      • ‘She walks directly towards the hand held camera that pans left to follow her as she disappears behind a column.’
      • ‘Up until this point the trajectory of the surveillance files has been like that of a camera panning closer and closer on the suspect.’
      swing, swing round, sweep, track, move, turn, circle
      View synonyms

Phrases

  • pan and scan

    • A technique for narrowing the aspect ratio of a widescreen film to fit the squarer shape of a television screen by continuously selecting the most significant portion of the original picture, rather than just the middle portion.

      • ‘Here is a good example of a movie that works infinitely better in widescreen than in pan and scan.’
      • ‘In the 1980s, movie buffs became more and more dissatisfied with the pan and scan process for viewing films on television.’
      • ‘The disc gives you a choice between pan and scan and a non-anamorphic widescreen transfer.’
      • ‘It is presented in 1.85: 1 letterbox on the widescreen side, and pan and scan on the flip side.’
      • ‘Even in art house showings, the film was always in the pan and scan rather than the wide-screen release that I kept reading about.’
      • ‘I am glad to get this movie in a widescreen edition: any type of pan and scan would not have done the visuals justice.’
      • ‘This edition includes both a pan and scan and a widescreen print of the film on the same disc.’
      • ‘The picture is presented in both pan and scan full screen and widescreen 1.85: 1 aspect ratio enhanced for widescreen TVs.’
      • ‘Until about 1990, most people were generally satisfied watching films that were panned and scanned.’
      • ‘I know many videophiles will be aghast, but my concern in changing ratios stems from butchering widescreen to pan and scan.’
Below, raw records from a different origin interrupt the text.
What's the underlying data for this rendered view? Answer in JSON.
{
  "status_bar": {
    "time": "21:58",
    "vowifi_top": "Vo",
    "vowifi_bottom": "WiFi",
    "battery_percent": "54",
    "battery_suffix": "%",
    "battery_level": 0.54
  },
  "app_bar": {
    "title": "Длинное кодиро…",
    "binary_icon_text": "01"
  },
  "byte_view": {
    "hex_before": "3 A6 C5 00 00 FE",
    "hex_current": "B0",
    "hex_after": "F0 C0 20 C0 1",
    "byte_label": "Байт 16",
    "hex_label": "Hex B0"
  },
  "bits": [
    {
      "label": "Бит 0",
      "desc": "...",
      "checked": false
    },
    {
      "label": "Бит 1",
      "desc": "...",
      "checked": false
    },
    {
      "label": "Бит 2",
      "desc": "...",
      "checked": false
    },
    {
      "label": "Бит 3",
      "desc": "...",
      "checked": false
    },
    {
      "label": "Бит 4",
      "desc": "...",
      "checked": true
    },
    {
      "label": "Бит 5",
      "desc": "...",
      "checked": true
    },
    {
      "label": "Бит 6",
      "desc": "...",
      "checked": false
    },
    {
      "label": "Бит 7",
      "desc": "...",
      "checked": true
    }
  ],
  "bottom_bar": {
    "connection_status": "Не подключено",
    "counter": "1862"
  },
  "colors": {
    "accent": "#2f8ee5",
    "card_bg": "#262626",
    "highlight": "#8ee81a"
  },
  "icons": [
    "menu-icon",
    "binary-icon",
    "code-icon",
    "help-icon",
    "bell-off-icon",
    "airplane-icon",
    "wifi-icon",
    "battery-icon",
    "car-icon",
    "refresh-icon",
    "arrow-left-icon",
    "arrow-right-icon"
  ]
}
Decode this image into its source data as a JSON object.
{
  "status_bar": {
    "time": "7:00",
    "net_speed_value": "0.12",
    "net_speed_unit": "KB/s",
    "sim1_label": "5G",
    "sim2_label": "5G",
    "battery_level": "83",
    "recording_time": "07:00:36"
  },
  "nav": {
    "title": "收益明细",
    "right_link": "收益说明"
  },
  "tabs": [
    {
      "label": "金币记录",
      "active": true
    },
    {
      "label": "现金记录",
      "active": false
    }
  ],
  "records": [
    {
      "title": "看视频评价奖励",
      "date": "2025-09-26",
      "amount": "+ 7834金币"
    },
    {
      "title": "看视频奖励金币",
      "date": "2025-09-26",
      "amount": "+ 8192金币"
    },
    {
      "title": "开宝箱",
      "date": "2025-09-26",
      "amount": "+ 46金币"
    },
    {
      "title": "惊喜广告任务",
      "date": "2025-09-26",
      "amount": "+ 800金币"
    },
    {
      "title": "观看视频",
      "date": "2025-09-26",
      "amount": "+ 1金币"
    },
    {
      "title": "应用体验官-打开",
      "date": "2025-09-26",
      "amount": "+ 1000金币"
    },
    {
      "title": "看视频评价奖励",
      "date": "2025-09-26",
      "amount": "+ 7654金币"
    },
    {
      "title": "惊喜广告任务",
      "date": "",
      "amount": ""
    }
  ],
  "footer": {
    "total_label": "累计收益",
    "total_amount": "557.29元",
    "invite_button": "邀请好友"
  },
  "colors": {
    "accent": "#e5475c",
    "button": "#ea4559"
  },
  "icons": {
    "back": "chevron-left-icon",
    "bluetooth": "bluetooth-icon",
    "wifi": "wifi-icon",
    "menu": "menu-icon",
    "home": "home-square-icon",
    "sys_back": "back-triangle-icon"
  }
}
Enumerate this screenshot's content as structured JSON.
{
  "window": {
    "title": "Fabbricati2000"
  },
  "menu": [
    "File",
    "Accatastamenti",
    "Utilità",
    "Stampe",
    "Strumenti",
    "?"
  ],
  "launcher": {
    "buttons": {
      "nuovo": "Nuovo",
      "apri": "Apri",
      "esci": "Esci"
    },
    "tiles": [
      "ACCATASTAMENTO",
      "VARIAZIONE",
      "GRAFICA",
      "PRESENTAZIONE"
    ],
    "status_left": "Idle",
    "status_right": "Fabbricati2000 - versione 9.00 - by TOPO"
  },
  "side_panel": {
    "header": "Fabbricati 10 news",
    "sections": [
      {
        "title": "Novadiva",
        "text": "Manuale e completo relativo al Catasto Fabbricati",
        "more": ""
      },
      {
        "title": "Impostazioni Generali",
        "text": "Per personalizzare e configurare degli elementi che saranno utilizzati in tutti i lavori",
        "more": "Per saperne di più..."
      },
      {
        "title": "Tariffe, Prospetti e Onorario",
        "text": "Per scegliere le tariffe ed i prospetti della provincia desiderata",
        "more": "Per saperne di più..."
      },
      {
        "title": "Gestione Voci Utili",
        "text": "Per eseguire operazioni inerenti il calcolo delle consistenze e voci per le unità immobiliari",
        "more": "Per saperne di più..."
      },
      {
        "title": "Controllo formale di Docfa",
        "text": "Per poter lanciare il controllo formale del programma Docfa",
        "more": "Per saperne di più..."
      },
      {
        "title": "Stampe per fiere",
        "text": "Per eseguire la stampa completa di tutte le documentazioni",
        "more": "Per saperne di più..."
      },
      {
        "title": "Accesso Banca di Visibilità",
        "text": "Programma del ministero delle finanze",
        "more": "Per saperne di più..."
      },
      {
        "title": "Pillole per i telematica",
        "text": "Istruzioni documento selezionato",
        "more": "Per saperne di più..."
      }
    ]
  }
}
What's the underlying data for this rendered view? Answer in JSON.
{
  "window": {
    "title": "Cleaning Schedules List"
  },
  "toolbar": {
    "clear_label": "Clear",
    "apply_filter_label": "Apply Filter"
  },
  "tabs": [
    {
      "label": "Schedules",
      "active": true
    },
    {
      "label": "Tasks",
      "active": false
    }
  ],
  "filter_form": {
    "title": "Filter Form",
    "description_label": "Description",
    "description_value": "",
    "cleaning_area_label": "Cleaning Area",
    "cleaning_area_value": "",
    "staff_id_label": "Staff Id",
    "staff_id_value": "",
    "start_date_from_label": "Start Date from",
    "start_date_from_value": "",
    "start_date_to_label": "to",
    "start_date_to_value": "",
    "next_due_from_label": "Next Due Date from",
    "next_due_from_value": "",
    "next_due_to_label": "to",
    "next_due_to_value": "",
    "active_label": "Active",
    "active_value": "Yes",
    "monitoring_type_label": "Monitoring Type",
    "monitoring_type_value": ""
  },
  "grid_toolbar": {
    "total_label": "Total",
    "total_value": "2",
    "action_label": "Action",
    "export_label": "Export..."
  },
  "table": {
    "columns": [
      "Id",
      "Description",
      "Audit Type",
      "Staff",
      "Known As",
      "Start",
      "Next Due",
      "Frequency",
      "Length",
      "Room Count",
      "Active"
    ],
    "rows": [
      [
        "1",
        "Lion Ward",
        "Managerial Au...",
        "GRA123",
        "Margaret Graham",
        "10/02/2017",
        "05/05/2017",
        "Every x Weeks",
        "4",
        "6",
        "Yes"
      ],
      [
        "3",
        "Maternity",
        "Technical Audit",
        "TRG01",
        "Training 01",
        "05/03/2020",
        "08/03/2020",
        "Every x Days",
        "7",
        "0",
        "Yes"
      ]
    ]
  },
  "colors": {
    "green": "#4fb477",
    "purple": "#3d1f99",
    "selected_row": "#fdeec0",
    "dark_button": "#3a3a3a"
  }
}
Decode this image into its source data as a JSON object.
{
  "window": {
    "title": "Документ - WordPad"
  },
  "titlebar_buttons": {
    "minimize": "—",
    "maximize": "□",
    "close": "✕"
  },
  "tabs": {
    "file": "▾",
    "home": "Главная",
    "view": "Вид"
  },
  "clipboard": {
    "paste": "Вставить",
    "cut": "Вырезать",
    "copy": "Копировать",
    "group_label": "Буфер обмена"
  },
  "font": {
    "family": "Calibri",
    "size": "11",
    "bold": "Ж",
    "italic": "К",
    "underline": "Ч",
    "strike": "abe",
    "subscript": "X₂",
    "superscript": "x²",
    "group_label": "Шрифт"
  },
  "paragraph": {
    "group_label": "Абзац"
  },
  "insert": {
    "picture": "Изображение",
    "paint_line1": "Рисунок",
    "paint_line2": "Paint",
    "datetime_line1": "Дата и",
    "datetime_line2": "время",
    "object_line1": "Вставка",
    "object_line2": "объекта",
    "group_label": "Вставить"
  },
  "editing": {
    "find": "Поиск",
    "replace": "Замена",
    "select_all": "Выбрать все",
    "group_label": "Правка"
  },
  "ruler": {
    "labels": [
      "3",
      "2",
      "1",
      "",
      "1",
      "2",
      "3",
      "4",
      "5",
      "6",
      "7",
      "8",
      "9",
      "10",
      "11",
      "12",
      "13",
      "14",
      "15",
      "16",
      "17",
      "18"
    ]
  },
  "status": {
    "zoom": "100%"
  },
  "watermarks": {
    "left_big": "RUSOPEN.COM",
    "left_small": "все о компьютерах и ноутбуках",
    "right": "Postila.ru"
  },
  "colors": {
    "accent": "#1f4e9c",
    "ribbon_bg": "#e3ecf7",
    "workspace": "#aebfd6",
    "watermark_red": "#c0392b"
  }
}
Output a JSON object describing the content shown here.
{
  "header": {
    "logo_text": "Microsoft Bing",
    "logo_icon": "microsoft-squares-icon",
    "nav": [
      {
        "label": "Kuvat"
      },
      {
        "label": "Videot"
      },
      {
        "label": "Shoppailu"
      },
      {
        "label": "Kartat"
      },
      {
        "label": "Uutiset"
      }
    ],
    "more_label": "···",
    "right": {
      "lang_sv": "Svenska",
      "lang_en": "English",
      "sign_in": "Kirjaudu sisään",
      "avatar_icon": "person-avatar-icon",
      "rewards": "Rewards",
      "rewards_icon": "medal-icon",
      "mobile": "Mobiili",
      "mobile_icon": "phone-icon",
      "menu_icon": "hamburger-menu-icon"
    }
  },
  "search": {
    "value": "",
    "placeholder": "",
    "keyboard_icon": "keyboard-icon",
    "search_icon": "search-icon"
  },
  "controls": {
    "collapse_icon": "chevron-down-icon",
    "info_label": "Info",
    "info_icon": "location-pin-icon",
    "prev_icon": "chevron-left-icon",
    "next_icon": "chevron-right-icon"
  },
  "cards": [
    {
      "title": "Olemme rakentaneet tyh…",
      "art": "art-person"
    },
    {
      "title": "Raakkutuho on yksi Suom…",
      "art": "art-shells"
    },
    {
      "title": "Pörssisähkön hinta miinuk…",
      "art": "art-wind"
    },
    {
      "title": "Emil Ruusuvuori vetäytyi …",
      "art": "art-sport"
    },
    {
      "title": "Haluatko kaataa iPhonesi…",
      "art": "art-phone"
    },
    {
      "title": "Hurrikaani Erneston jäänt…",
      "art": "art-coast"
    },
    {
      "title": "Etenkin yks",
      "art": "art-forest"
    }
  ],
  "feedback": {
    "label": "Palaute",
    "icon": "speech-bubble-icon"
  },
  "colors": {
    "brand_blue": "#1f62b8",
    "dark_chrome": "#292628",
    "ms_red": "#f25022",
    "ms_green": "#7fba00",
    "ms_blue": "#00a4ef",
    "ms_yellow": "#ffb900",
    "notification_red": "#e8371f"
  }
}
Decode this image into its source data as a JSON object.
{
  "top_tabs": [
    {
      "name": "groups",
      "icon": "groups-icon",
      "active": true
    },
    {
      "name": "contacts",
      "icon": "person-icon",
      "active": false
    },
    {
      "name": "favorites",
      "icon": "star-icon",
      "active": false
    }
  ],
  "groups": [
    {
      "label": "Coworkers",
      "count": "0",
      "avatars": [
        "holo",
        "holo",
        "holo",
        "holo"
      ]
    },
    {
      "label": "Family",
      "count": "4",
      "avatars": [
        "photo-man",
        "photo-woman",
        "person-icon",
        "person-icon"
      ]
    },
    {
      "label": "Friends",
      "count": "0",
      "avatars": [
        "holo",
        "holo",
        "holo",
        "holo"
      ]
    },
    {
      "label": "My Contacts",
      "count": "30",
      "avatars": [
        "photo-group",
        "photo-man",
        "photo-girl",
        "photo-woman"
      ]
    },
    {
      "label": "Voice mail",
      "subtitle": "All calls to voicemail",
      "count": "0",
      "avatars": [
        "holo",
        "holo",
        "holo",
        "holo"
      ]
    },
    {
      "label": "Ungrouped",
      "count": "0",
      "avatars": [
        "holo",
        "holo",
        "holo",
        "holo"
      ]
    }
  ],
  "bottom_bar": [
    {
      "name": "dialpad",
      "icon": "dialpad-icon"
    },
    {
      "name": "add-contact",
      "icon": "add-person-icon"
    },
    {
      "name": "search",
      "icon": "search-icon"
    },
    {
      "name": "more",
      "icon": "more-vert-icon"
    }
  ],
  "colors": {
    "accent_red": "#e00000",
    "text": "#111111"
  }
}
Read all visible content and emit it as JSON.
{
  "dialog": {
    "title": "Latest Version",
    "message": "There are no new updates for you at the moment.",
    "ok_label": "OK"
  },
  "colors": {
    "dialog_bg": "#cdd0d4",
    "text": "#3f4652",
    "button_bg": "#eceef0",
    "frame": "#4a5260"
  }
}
Origin

Early 20th century: abbreviation of panorama.

Pronunciation

pan

/pan/